Exercise: Repeat every entry exactly as given.

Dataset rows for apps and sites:
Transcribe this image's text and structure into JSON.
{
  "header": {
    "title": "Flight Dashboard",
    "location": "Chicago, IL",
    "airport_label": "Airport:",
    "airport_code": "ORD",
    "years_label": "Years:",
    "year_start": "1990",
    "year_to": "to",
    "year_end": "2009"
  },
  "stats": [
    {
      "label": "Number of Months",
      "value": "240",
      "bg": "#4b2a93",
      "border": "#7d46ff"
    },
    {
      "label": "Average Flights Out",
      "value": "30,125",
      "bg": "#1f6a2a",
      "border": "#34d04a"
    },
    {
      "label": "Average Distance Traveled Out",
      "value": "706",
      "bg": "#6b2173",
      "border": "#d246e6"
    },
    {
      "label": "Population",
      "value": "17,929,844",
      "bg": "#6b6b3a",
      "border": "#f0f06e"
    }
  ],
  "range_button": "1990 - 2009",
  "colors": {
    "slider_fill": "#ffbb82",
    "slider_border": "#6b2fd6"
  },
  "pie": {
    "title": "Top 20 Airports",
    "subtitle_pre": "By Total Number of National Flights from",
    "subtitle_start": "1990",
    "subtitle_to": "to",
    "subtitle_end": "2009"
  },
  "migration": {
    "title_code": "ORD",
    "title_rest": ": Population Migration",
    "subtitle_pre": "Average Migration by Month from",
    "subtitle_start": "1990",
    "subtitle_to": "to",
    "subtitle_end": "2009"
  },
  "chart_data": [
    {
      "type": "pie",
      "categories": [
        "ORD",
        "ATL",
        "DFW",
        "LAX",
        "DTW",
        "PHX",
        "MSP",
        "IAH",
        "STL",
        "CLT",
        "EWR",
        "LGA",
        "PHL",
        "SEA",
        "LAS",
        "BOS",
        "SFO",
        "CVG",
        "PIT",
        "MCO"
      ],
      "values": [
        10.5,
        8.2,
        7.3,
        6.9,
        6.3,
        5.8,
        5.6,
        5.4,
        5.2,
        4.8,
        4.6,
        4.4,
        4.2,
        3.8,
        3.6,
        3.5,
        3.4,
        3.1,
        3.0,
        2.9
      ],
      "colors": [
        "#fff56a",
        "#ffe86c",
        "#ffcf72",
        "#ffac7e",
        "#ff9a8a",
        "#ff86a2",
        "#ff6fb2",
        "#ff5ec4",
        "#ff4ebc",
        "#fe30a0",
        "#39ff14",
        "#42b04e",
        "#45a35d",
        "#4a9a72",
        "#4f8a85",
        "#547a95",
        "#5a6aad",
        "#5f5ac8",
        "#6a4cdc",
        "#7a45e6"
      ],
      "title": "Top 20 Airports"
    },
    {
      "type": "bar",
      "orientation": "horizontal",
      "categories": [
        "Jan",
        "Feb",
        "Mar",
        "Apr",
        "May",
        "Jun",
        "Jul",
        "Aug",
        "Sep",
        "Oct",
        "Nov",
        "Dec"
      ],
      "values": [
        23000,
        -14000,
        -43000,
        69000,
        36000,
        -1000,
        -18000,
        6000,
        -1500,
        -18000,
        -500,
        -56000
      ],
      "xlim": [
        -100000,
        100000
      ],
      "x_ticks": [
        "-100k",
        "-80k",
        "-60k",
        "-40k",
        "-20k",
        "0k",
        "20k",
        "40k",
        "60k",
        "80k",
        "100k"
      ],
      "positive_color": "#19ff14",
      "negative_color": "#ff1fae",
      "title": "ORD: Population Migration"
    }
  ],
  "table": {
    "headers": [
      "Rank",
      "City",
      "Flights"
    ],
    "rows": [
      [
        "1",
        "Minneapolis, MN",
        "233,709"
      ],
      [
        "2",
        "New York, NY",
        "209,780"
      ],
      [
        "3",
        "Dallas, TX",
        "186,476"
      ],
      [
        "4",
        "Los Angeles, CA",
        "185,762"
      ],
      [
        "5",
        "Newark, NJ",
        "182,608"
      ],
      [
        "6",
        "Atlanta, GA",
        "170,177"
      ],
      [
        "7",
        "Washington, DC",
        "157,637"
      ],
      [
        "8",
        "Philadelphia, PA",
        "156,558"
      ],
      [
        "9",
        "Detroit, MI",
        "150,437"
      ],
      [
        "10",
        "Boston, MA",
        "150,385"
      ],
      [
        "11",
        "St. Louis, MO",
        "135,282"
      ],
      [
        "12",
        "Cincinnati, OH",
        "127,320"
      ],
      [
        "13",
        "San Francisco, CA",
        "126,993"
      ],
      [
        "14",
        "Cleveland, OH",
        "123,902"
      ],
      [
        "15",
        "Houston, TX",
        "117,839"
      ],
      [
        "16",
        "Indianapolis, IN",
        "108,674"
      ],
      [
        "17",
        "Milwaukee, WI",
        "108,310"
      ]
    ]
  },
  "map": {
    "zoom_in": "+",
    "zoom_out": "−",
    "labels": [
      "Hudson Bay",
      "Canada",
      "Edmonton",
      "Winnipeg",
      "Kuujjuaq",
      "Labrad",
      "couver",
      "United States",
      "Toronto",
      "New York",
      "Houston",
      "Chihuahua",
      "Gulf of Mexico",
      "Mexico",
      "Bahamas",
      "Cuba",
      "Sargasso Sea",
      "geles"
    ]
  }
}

Response box:
Transcribe this image's text and structure into JSON.
{
  "header": {
    "title": "Flight Dashboard",
    "location": "Chicago, IL",
    "airport_label": "Airport:",
    "airport_code": "ORD",
    "years_label": "Years:",
    "year_start": "1990",
    "year_to": "to",
    "year_end": "2009"
  },
  "stats": [
    {
      "label": "Number of Months",
      "value": "240",
      "bg": "#4b2a93",
      "border": "#7d46ff"
    },
    {
      "label": "Average Flights Out",
      "value": "30,125",
      "bg": "#1f6a2a",
      "border": "#34d04a"
    },
    {
      "label": "Average Distance Traveled Out",
      "value": "706",
      "bg": "#6b2173",
      "border": "#d246e6"
    },
    {
      "label": "Population",
      "value": "17,929,844",
      "bg": "#6b6b3a",
      "border": "#f0f06e"
    }
  ],
  "range_button": "1990 - 2009",
  "colors": {
    "slider_fill": "#ffbb82",
    "slider_border": "#6b2fd6"
  },
  "pie": {
    "title": "Top 20 Airports",
    "subtitle_pre": "By Total Number of National Flights from",
    "subtitle_start": "1990",
    "subtitle_to": "to",
    "subtitle_end": "2009"
  },
  "migration": {
    "title_code": "ORD",
    "title_rest": ": Population Migration",
    "subtitle_pre": "Average Migration by Month from",
    "subtitle_start": "1990",
    "subtitle_to": "to",
    "subtitle_end": "2009"
  },
  "chart_data": [
    {
      "type": "pie",
      "categories": [
        "ORD",
        "ATL",
        "DFW",
        "LAX",
        "DTW",
        "PHX",
        "MSP",
        "IAH",
        "STL",
        "CLT",
        "EWR",
        "LGA",
        "PHL",
        "SEA",
        "LAS",
        "BOS",
        "SFO",
        "CVG",
        "PIT",
        "MCO"
      ],
      "values": [
        10.5,
        8.2,
        7.3,
        6.9,
        6.3,
        5.8,
        5.6,
        5.4,
        5.2,
        4.8,
        4.6,
        4.4,
        4.2,
        3.8,
        3.6,
        3.5,
        3.4,
        3.1,
        3.0,
        2.9
      ],
      "colors": [
        "#fff56a",
        "#ffe86c",
        "#ffcf72",
        "#ffac7e",
        "#ff9a8a",
        "#ff86a2",
        "#ff6fb2",
        "#ff5ec4",
        "#ff4ebc",
        "#fe30a0",
        "#39ff14",
        "#42b04e",
        "#45a35d",
        "#4a9a72",
        "#4f8a85",
        "#547a95",
        "#5a6aad",
        "#5f5ac8",
        "#6a4cdc",
        "#7a45e6"
      ],
      "title": "Top 20 Airports"
    },
    {
      "type": "bar",
      "orientation": "horizontal",
      "categories": [
        "Jan",
        "Feb",
        "Mar",
        "Apr",
        "May",
        "Jun",
        "Jul",
        "Aug",
        "Sep",
        "Oct",
        "Nov",
        "Dec"
      ],
      "values": [
        23000,
        -14000,
        -43000,
        69000,
        36000,
        -1000,
        -18000,
        6000,
        -1500,
        -18000,
        -500,
        -56000
      ],
      "xlim": [
        -100000,
        100000
      ],
      "x_ticks": [
        "-100k",
        "-80k",
        "-60k",
        "-40k",
        "-20k",
        "0k",
        "20k",
        "40k",
        "60k",
        "80k",
        "100k"
      ],
      "positive_color": "#19ff14",
      "negative_color": "#ff1fae",
      "title": "ORD: Population Migration"
    }
  ],
  "table": {
    "headers": [
      "Rank",
      "City",
      "Flights"
    ],
    "rows": [
      [
        "1",
        "Minneapolis, MN",
        "233,709"
      ],
      [
        "2",
        "New York, NY",
        "209,780"
      ],
      [
        "3",
        "Dallas, TX",
        "186,476"
      ],
      [
        "4",
        "Los Angeles, CA",
        "185,762"
      ],
      [
        "5",
        "Newark, NJ",
        "182,608"
      ],
      [
        "6",
        "Atlanta, GA",
        "170,177"
      ],
      [
        "7",
        "Washington, DC",
        "157,637"
      ],
      [
        "8",
        "Philadelphia, PA",
        "156,558"
      ],
      [
        "9",
        "Detroit, MI",
        "150,437"
      ],
      [
        "10",
        "Boston, MA",
        "150,385"
      ],
      [
        "11",
        "St. Louis, MO",
        "135,282"
      ],
      [
        "12",
        "Cincinnati, OH",
        "127,320"
      ],
      [
        "13",
        "San Francisco, CA",
        "126,993"
      ],
      [
        "14",
        "Cleveland, OH",
        "123,902"
      ],
      [
        "15",
        "Houston, TX",
        "117,839"
      ],
      [
        "16",
        "Indianapolis, IN",
        "108,674"
      ],
      [
        "17",
        "Milwaukee, WI",
        "108,310"
      ]
    ]
  },
  "map": {
    "zoom_in": "+",
    "zoom_out": "−",
    "labels": [
      "Hudson Bay",
      "Canada",
      "Edmonton",
      "Winnipeg",
      "Kuujjuaq",
      "Labrad",
      "couver",
      "United States",
      "Toronto",
      "New York",
      "Houston",
      "Chihuahua",
      "Gulf of Mexico",
      "Mexico",
      "Bahamas",
      "Cuba",
      "Sargasso Sea",
      "geles"
    ]
  }
}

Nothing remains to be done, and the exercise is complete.